* Work instructions
Keep the wording of each record exactly the same when you repeat it, and leave out pictures.

(Dataset rows describing interfaces)

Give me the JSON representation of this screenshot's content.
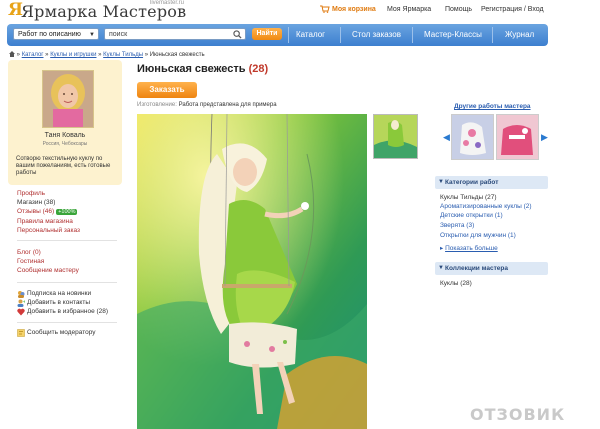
{
  "header": {
    "logo_mark": "Я",
    "logo_text": "Ярмарка Мастеров",
    "logo_sub": "livemaster.ru",
    "cart": "Моя корзина",
    "my_fair": "Моя Ярмарка",
    "help": "Помощь",
    "register_login": "Регистрация / Вход"
  },
  "searchbar": {
    "filter_value": "Работ по описанию",
    "search_value": "поиск",
    "go_label": "Найти",
    "nav": [
      "Каталог",
      "Стол заказов",
      "Мастер-Классы",
      "Журнал"
    ]
  },
  "breadcrumb": {
    "items": [
      "Каталог",
      "Куклы и игрушки",
      "Куклы Тильды"
    ],
    "current": "Июньская свежесть",
    "sep": "»"
  },
  "profile": {
    "name": "Таня Коваль",
    "location": "Россия, Чебоксары",
    "description": "Сотворю текстильную куклу по вашим пожеланиям, есть готовые работы"
  },
  "links": {
    "profile": "Профиль",
    "shop": "Магазин (38)",
    "reviews": "Отзывы (46)",
    "reviews_badge": "+100%",
    "shop_rules": "Правила магазина",
    "personal_order": "Персональный заказ",
    "blog": "Блог (0)",
    "guestbook": "Гостиная",
    "message": "Сообщение мастеру",
    "subscribe": "Подписка на новинки",
    "add_contacts": "Добавить в контакты",
    "add_favorites": "Добавить в избранное (28)",
    "report": "Сообщить модератору"
  },
  "product": {
    "title": "Июньская свежесть",
    "count": "(28)",
    "order_label": "Заказать",
    "made_label": "Изготовление:",
    "made_value": "Работа представлена для примера"
  },
  "right": {
    "other_works": "Другие работы мастера",
    "categories_header": "Категории работ",
    "categories": [
      {
        "label": "Куклы Тильды (27)",
        "link": false
      },
      {
        "label": "Ароматизированные куклы (2)",
        "link": true
      },
      {
        "label": "Детские открытки (1)",
        "link": true
      },
      {
        "label": "Зверята (3)",
        "link": true
      },
      {
        "label": "Открытки для мужчин (1)",
        "link": true
      }
    ],
    "show_more": "Показать больше",
    "collections_header": "Коллекции мастера",
    "collections": [
      "Куклы (28)"
    ]
  },
  "watermark": "ОТЗОВИК",
  "colors": {
    "accent_blue": "#3d7fcf",
    "orange": "#f08a12",
    "profile_bg": "#fdf2cf",
    "link_red": "#b03030",
    "badge_green": "#3aa53a"
  }
}
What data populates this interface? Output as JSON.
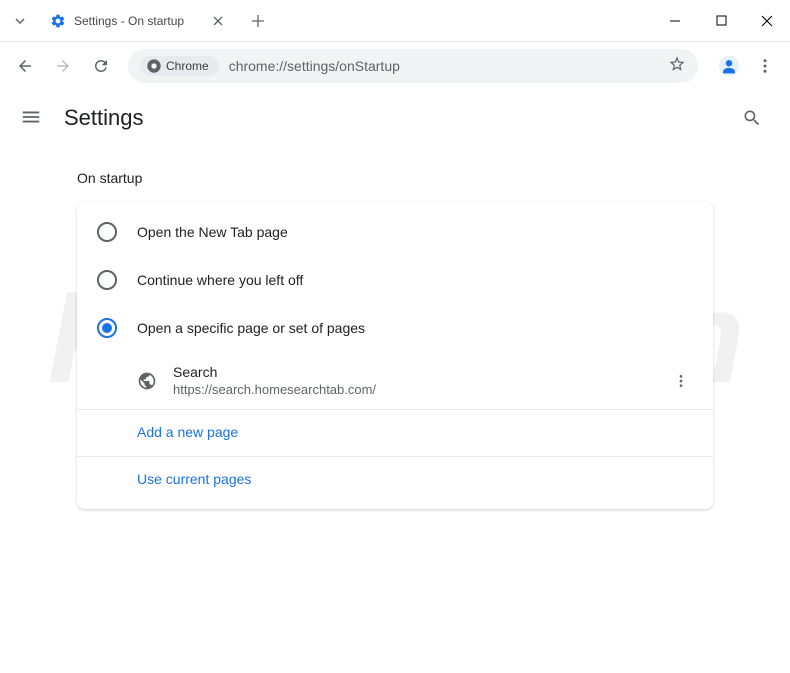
{
  "tab": {
    "title": "Settings - On startup"
  },
  "omnibox": {
    "chip": "Chrome",
    "url": "chrome://settings/onStartup"
  },
  "header": {
    "title": "Settings"
  },
  "section": {
    "title": "On startup"
  },
  "radio_options": {
    "new_tab": "Open the New Tab page",
    "continue": "Continue where you left off",
    "specific": "Open a specific page or set of pages"
  },
  "pages": [
    {
      "name": "Search",
      "url": "https://search.homesearchtab.com/"
    }
  ],
  "links": {
    "add_page": "Add a new page",
    "use_current": "Use current pages"
  },
  "watermark": "PCrisk.com"
}
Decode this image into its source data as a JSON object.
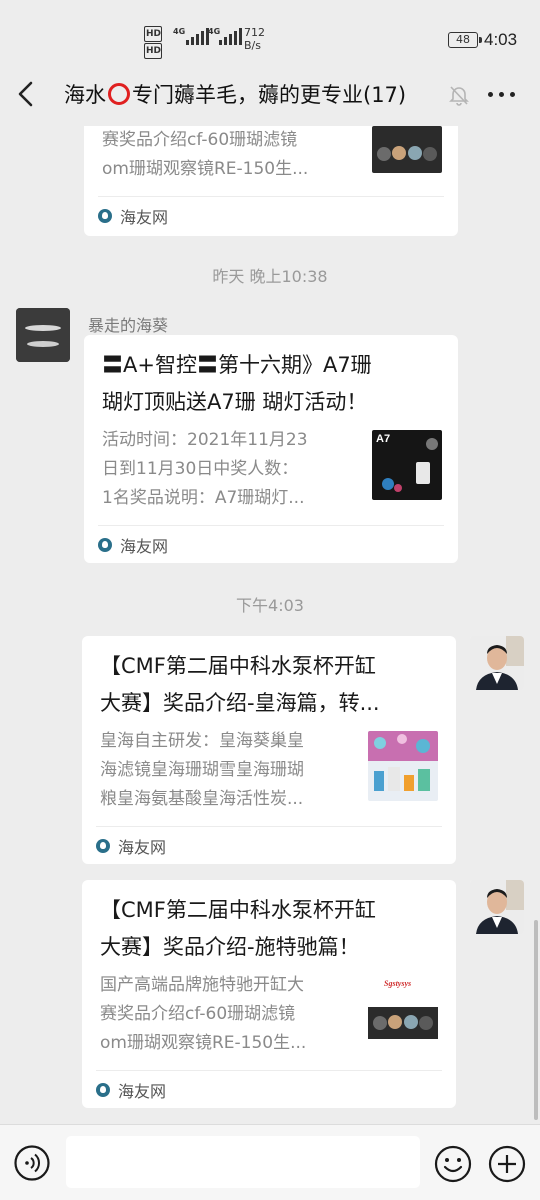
{
  "status_bar": {
    "hd1": "HD",
    "hd2": "HD",
    "net1": "4G",
    "net2": "4G",
    "speed_value": "712",
    "speed_unit": "B/s",
    "battery": "48",
    "time": "4:03"
  },
  "nav": {
    "title_before": "海水",
    "title_after": "专门薅羊毛，薅的更专业(17)",
    "back_icon": "chevron-left-icon",
    "mute_icon": "bell-muted-icon",
    "more_icon": "more-dots-icon"
  },
  "messages": [
    {
      "desc_line1": "赛奖品介绍cf-60珊瑚滤镜",
      "desc_line2": "om珊瑚观察镜RE-150生...",
      "source": "海友网"
    },
    {
      "timestamp": "昨天 晚上10:38",
      "sender": "暴走的海葵",
      "title_line1": "〓A+智控〓第十六期》A7珊",
      "title_line2": "瑚灯顶贴送A7珊 瑚灯活动！",
      "desc_line1": "活动时间：2021年11月23",
      "desc_line2": "日到11月30日中奖人数：",
      "desc_line3": "1名奖品说明：A7珊瑚灯...",
      "thumb_label": "A7",
      "source": "海友网"
    },
    {
      "timestamp": "下午4:03",
      "title_line1": "【CMF第二届中科水泵杯开缸",
      "title_line2": "大赛】奖品介绍-皇海篇，转...",
      "desc_line1": "皇海自主研发：皇海葵巢皇",
      "desc_line2": "海滤镜皇海珊瑚雪皇海珊瑚",
      "desc_line3": "粮皇海氨基酸皇海活性炭...",
      "source": "海友网"
    },
    {
      "title_line1": "【CMF第二届中科水泵杯开缸",
      "title_line2": "大赛】奖品介绍-施特驰篇！",
      "desc_line1": "国产高端品牌施特驰开缸大",
      "desc_line2": "赛奖品介绍cf-60珊瑚滤镜",
      "desc_line3": "om珊瑚观察镜RE-150生...",
      "thumb_label": "Sgstysys",
      "source": "海友网"
    }
  ],
  "input_bar": {
    "voice_icon": "voice-icon",
    "emoji_icon": "emoji-icon",
    "plus_icon": "plus-icon"
  },
  "colors": {
    "background": "#ededed",
    "card": "#ffffff",
    "accent_red": "#e02020",
    "desc_gray": "#8a8a8a"
  }
}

* Response area
Give me the JSON representation of this screenshot's content.
{
  "header": {
    "logo_mark": "Я",
    "logo_text": "Ярмарка Мастеров",
    "logo_sub": "livemaster.ru",
    "cart": "Моя корзина",
    "my_fair": "Моя Ярмарка",
    "help": "Помощь",
    "register_login": "Регистрация / Вход"
  },
  "searchbar": {
    "filter_value": "Работ по описанию",
    "search_value": "поиск",
    "go_label": "Найти",
    "nav": [
      "Каталог",
      "Стол заказов",
      "Мастер-Классы",
      "Журнал"
    ]
  },
  "breadcrumb": {
    "items": [
      "Каталог",
      "Куклы и игрушки",
      "Куклы Тильды"
    ],
    "current": "Июньская свежесть",
    "sep": "»"
  },
  "profile": {
    "name": "Таня Коваль",
    "location": "Россия, Чебоксары",
    "description": "Сотворю текстильную куклу по вашим пожеланиям, есть готовые работы"
  },
  "links": {
    "profile": "Профиль",
    "shop": "Магазин (38)",
    "reviews": "Отзывы (46)",
    "reviews_badge": "+100%",
    "shop_rules": "Правила магазина",
    "personal_order": "Персональный заказ",
    "blog": "Блог (0)",
    "guestbook": "Гостиная",
    "message": "Сообщение мастеру",
    "subscribe": "Подписка на новинки",
    "add_contacts": "Добавить в контакты",
    "add_favorites": "Добавить в избранное (28)",
    "report": "Сообщить модератору"
  },
  "product": {
    "title": "Июньская свежесть",
    "count": "(28)",
    "order_label": "Заказать",
    "made_label": "Изготовление:",
    "made_value": "Работа представлена для примера"
  },
  "right": {
    "other_works": "Другие работы мастера",
    "categories_header": "Категории работ",
    "categories": [
      {
        "label": "Куклы Тильды (27)",
        "link": false
      },
      {
        "label": "Ароматизированные куклы (2)",
        "link": true
      },
      {
        "label": "Детские открытки (1)",
        "link": true
      },
      {
        "label": "Зверята (3)",
        "link": true
      },
      {
        "label": "Открытки для мужчин (1)",
        "link": true
      }
    ],
    "show_more": "Показать больше",
    "collections_header": "Коллекции мастера",
    "collections": [
      "Куклы (28)"
    ]
  },
  "watermark": "ОТЗОВИК",
  "colors": {
    "accent_blue": "#3d7fcf",
    "orange": "#f08a12",
    "profile_bg": "#fdf2cf",
    "link_red": "#b03030",
    "badge_green": "#3aa53a"
  }
}
What data populates this interface? Output as JSON.
{
  "tab": {
    "title": "Settings - On startup"
  },
  "omnibox": {
    "chip": "Chrome",
    "url": "chrome://settings/onStartup"
  },
  "header": {
    "title": "Settings"
  },
  "section": {
    "title": "On startup"
  },
  "radio_options": {
    "new_tab": "Open the New Tab page",
    "continue": "Continue where you left off",
    "specific": "Open a specific page or set of pages"
  },
  "pages": [
    {
      "name": "Search",
      "url": "https://search.homesearchtab.com/"
    }
  ],
  "links": {
    "add_page": "Add a new page",
    "use_current": "Use current pages"
  },
  "watermark": "PCrisk.com"
}
Decode this image into its source data as a JSON object.
{
  "status_bar": {
    "hd1": "HD",
    "hd2": "HD",
    "net1": "4G",
    "net2": "4G",
    "speed_value": "712",
    "speed_unit": "B/s",
    "battery": "48",
    "time": "4:03"
  },
  "nav": {
    "title_before": "海水",
    "title_after": "专门薅羊毛，薅的更专业(17)",
    "back_icon": "chevron-left-icon",
    "mute_icon": "bell-muted-icon",
    "more_icon": "more-dots-icon"
  },
  "messages": [
    {
      "desc_line1": "赛奖品介绍cf-60珊瑚滤镜",
      "desc_line2": "om珊瑚观察镜RE-150生...",
      "source": "海友网"
    },
    {
      "timestamp": "昨天 晚上10:38",
      "sender": "暴走的海葵",
      "title_line1": "〓A+智控〓第十六期》A7珊",
      "title_line2": "瑚灯顶贴送A7珊 瑚灯活动！",
      "desc_line1": "活动时间：2021年11月23",
      "desc_line2": "日到11月30日中奖人数：",
      "desc_line3": "1名奖品说明：A7珊瑚灯...",
      "thumb_label": "A7",
      "source": "海友网"
    },
    {
      "timestamp": "下午4:03",
      "title_line1": "【CMF第二届中科水泵杯开缸",
      "title_line2": "大赛】奖品介绍-皇海篇，转...",
      "desc_line1": "皇海自主研发：皇海葵巢皇",
      "desc_line2": "海滤镜皇海珊瑚雪皇海珊瑚",
      "desc_line3": "粮皇海氨基酸皇海活性炭...",
      "source": "海友网"
    },
    {
      "title_line1": "【CMF第二届中科水泵杯开缸",
      "title_line2": "大赛】奖品介绍-施特驰篇！",
      "desc_line1": "国产高端品牌施特驰开缸大",
      "desc_line2": "赛奖品介绍cf-60珊瑚滤镜",
      "desc_line3": "om珊瑚观察镜RE-150生...",
      "thumb_label": "Sgstysys",
      "source": "海友网"
    }
  ],
  "input_bar": {
    "voice_icon": "voice-icon",
    "emoji_icon": "emoji-icon",
    "plus_icon": "plus-icon"
  },
  "colors": {
    "background": "#ededed",
    "card": "#ffffff",
    "accent_red": "#e02020",
    "desc_gray": "#8a8a8a"
  }
}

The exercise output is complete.